_Dataset records_

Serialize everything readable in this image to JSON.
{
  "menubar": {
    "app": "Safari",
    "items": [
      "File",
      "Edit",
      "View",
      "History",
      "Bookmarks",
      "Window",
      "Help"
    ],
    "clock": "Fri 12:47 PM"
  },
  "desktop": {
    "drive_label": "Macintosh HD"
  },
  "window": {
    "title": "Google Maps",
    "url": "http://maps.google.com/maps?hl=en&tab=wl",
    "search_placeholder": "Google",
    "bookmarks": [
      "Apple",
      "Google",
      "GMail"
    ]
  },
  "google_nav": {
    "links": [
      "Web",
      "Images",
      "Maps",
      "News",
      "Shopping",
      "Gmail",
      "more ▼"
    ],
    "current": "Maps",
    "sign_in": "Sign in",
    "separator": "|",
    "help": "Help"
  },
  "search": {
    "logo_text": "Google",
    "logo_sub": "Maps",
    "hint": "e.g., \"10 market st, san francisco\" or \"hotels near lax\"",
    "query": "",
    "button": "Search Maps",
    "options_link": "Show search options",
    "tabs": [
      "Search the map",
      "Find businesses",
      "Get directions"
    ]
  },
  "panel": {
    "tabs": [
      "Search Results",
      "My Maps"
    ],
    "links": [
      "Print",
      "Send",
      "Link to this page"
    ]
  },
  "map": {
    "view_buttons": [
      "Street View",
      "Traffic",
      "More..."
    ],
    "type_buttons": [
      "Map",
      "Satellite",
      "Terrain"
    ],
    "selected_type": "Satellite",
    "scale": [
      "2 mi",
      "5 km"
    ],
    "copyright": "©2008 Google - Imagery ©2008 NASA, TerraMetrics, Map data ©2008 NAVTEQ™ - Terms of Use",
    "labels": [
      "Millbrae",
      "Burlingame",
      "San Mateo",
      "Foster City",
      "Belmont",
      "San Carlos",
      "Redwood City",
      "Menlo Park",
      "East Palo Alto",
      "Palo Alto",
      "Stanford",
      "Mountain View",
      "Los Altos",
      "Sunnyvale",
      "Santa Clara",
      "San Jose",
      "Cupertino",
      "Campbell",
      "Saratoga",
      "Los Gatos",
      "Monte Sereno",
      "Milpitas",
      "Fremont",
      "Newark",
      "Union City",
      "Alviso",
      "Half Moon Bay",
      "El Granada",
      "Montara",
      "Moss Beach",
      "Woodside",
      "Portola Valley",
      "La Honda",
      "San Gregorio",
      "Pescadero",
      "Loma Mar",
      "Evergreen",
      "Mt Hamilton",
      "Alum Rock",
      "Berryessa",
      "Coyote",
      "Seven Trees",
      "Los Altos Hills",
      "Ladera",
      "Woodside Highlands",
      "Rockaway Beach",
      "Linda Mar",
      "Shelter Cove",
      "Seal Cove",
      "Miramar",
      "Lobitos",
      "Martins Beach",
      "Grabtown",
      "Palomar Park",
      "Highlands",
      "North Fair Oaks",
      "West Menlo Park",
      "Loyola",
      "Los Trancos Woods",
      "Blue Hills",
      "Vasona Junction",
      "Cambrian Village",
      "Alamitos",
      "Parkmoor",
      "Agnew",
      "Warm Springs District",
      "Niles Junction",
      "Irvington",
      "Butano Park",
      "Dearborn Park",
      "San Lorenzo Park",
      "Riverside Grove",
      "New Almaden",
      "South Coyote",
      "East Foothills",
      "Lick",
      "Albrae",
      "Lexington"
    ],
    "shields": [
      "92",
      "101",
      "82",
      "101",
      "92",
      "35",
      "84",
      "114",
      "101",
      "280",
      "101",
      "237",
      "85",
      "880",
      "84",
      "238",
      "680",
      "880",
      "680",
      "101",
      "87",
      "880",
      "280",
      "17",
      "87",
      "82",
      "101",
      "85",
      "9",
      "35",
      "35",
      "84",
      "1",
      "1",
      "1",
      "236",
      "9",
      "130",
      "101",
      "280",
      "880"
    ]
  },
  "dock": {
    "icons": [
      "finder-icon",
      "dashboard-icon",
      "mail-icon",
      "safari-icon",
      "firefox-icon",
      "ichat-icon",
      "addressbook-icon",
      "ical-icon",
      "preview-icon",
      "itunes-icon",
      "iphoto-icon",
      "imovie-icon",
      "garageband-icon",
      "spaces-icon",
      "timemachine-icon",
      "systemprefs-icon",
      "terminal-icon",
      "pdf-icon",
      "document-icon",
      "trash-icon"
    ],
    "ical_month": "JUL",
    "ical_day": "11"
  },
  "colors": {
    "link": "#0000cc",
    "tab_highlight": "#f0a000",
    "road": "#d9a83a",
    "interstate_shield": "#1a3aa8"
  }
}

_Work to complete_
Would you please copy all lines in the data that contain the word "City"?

_Completed task_
      "Foster City",
      "Redwood City",
      "Union City",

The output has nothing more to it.